ABSTRACT The larval trematodes described in this paper were obtained from fresh-water molluscs collected from Rostherne Mere and a pond near Ashley, both in Cheshire. Rostherne Mere is a large sheet of water and carries an extensive fauna, vertebrate and invertebrate. The molluscs were collected from various fixed positions in the littoral region, and this method has confirmed previous observations (unpublished) in other stretches of fresh-water on the variation in the distribution and localisation of infected molluscs. How far this may be related to movements of the final host or to physical factors affecting the migration of the molluscs is at present uncertain; further observations are being made in an attempt to elucidate this problem. The molluscs were isolated in the laboratory in 3 × 1 glass specimen tubes, when the infected specimens were easily seen by the swarming of the cercariae, and all observations (including measurements) were made on these living, fully developed cercariae. Infected snails were later crushed in physiologically normal saline in order to obtain living sporocysts or rediae for examination.
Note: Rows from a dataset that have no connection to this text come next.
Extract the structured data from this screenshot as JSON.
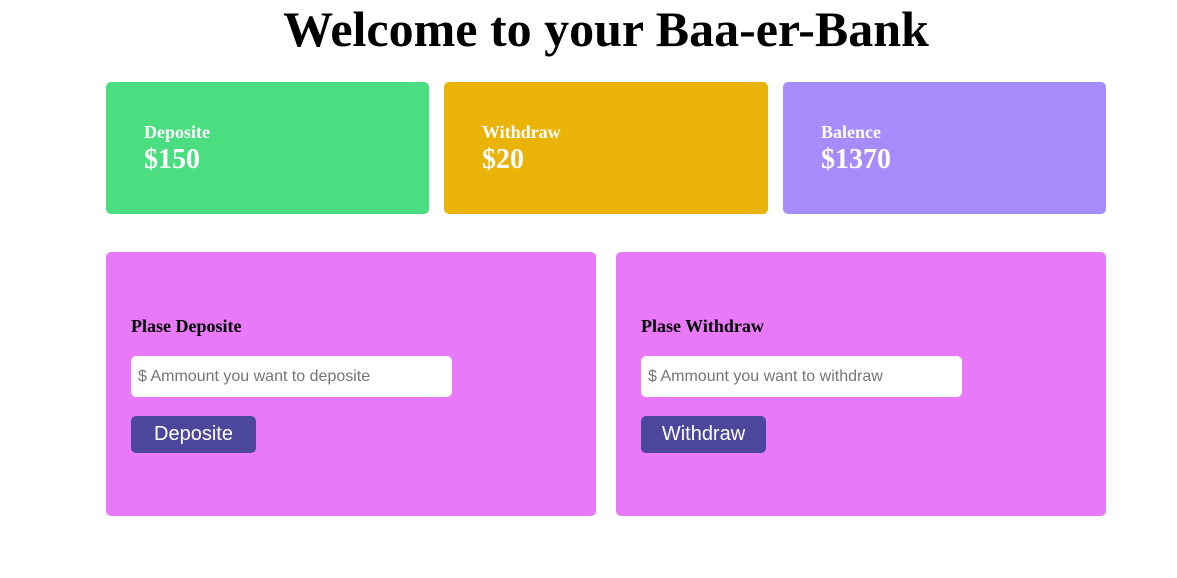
{
  "page": {
    "title": "Welcome to your Baa-er-Bank"
  },
  "stats": [
    {
      "label": "Deposite",
      "value": "$150",
      "color": "#4ade80"
    },
    {
      "label": "Withdraw",
      "value": "$20",
      "color": "#eab308"
    },
    {
      "label": "Balence",
      "value": "$1370",
      "color": "#a78bfa"
    }
  ],
  "deposit_form": {
    "heading": "Plase Deposite",
    "input_value": "",
    "placeholder": "$ Ammount you want to deposite",
    "button_label": "Deposite"
  },
  "withdraw_form": {
    "heading": "Plase Withdraw",
    "input_value": "",
    "placeholder": "$ Ammount you want to withdraw",
    "button_label": "Withdraw"
  },
  "colors": {
    "form_card_bg": "#e879f9",
    "button_bg": "#4c479c",
    "stat_text": "#ffffff"
  }
}
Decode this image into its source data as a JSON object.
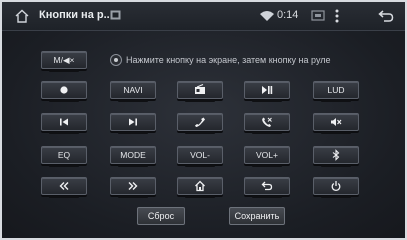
{
  "status_bar": {
    "title": "Кнопки на р...",
    "time": "0:14"
  },
  "hint": "Нажмите кнопку на экране, затем кнопку на руле",
  "mode_button_label": "M/◀×",
  "buttons": {
    "navi": "NAVI",
    "lud": "LUD",
    "eq": "EQ",
    "mode": "MODE",
    "vol_down": "VOL-",
    "vol_up": "VOL+"
  },
  "actions": {
    "reset": "Сброс",
    "save": "Сохранить"
  },
  "colors": {
    "background": "#16181d",
    "status_bar": "#1e2228",
    "button": "#2e3238",
    "text": "#e6e8eb"
  }
}
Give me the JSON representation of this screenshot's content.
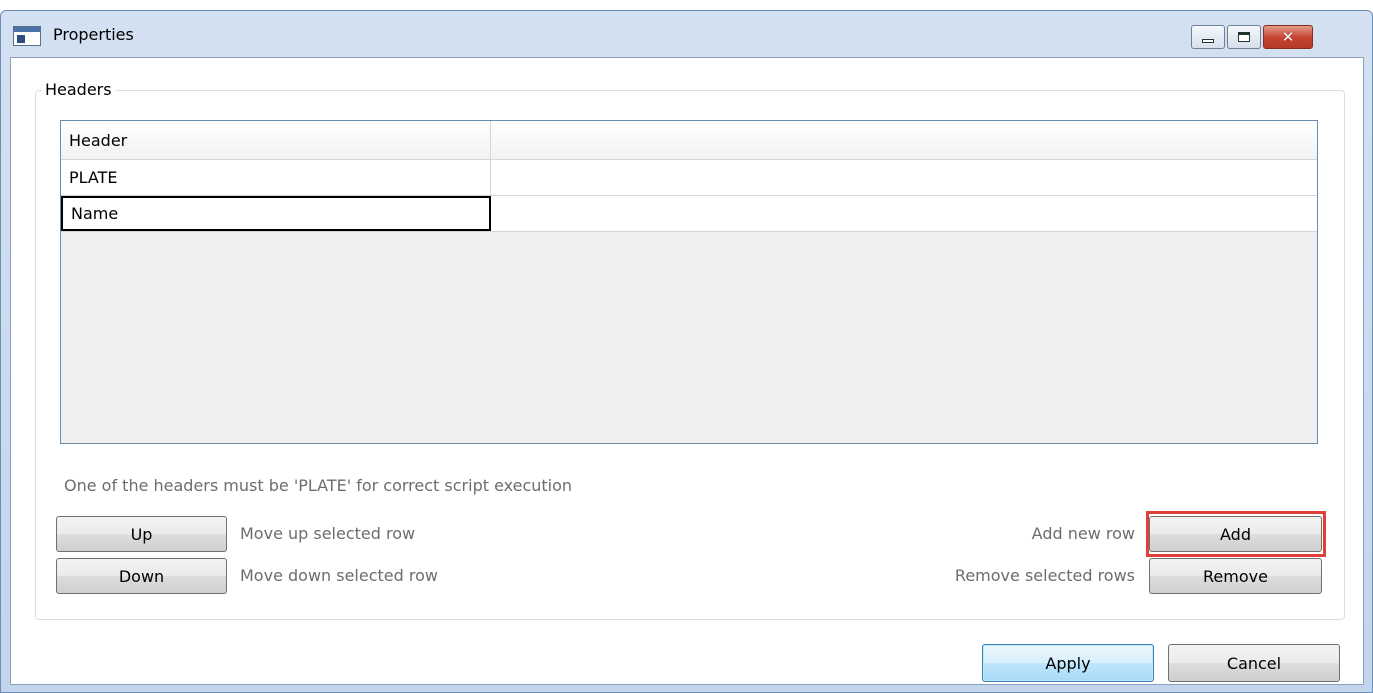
{
  "window": {
    "title": "Properties",
    "icon": "app-window-icon",
    "controls": [
      "minimize-icon",
      "maximize-icon",
      "close-icon"
    ],
    "close_glyph": "✕"
  },
  "headers_group": {
    "label": "Headers",
    "grid": {
      "columns": [
        "Header",
        ""
      ],
      "rows": [
        [
          "PLATE",
          ""
        ],
        [
          "Name",
          ""
        ]
      ]
    },
    "hint": "One of the headers must be 'PLATE' for correct script execution",
    "buttons": {
      "up": "Up",
      "down": "Down",
      "add": "Add",
      "remove": "Remove"
    },
    "descriptions": {
      "up": "Move up selected row",
      "down": "Move down selected row",
      "add": "Add new row",
      "remove": "Remove selected rows"
    }
  },
  "footer": {
    "apply": "Apply",
    "cancel": "Cancel"
  },
  "colors": {
    "titlebar": "#c9dbef",
    "close_button": "#c4412d",
    "highlight": "#e0403a",
    "grid_border": "#688caf",
    "hint_text": "#6d6d6d"
  }
}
Measurements are, of necessity, only approximate owing to the slight pressure exerted by the weight of the cover-glass and the great powers of contraction and extension of these larval forms. Neutral red was used as an intra vitam stain; it also inhibits movement. Of the five species described four are new, the fifth, for which a further stage in the life history is described, being little known and not previously recorded for this country.(Received September 29 1930)
- SourceAvailable from: Elzbieta Zbikowska[show abstract] [hide abstract]
ABSTRACT: Research on the infection of snails by trematodes has been conducted in Europe for over a hundred years. The initial poor knowledge of the intra-molluscan stages of these parasites together with the difficulty of classifying them constituted a serious obstacle to the undertaking of integrated parasitological and malacological efforts to gain a better understanding of the phenomenon. The compilation of morphological and anatomical results of research on trematode larvae resulted in the publication of keys to designate species of parasites, but was not sufficient to encourage malacologists to collaborate with parasitologists. This paper undertakes to collect data published over the last hundred years on the natural infection of European populations of freshwater snails by trematode larvae. The aim of this undertaking is to make researchers of malacofauna and, above all, experts on freshwater snails aware of the scale of the problem of molluscs being exploited as intermediate hosts of trematodes and, consequently, to encourage parasitologists and malacologists to collaborate on this phenomenon that is crucial for both parasites and hosts.Parasitology Research 06/2009; 105(2):301-11. · 2.85 Impact Factor
- Journal of Zoology 08/2009; 102(4):817 - 826. · 2.04 Impact Factor
- Journal of Zoology - J ZOOL. 01/2009; 102(1):1-32.